Exercise data: Begin

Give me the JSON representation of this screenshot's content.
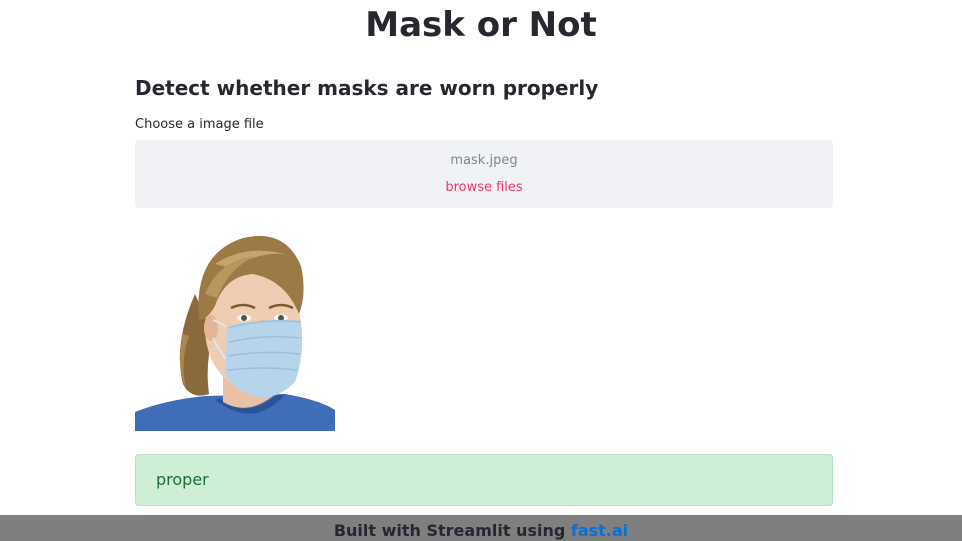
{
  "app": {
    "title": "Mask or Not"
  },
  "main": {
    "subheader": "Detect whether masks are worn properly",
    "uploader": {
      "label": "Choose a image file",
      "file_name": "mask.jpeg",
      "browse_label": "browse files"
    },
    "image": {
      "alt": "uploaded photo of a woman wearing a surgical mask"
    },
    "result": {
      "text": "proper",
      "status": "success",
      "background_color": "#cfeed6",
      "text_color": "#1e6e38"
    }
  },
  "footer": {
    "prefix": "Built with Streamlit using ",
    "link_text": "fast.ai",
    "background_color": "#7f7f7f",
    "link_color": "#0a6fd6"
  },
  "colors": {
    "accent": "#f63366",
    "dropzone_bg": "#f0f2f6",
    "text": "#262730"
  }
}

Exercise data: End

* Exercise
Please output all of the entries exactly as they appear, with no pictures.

* Task solution
Give me the JSON representation of this screenshot's content.
{
  "app": {
    "title": "Mask or Not"
  },
  "main": {
    "subheader": "Detect whether masks are worn properly",
    "uploader": {
      "label": "Choose a image file",
      "file_name": "mask.jpeg",
      "browse_label": "browse files"
    },
    "image": {
      "alt": "uploaded photo of a woman wearing a surgical mask"
    },
    "result": {
      "text": "proper",
      "status": "success",
      "background_color": "#cfeed6",
      "text_color": "#1e6e38"
    }
  },
  "footer": {
    "prefix": "Built with Streamlit using ",
    "link_text": "fast.ai",
    "background_color": "#7f7f7f",
    "link_color": "#0a6fd6"
  },
  "colors": {
    "accent": "#f63366",
    "dropzone_bg": "#f0f2f6",
    "text": "#262730"
  }
}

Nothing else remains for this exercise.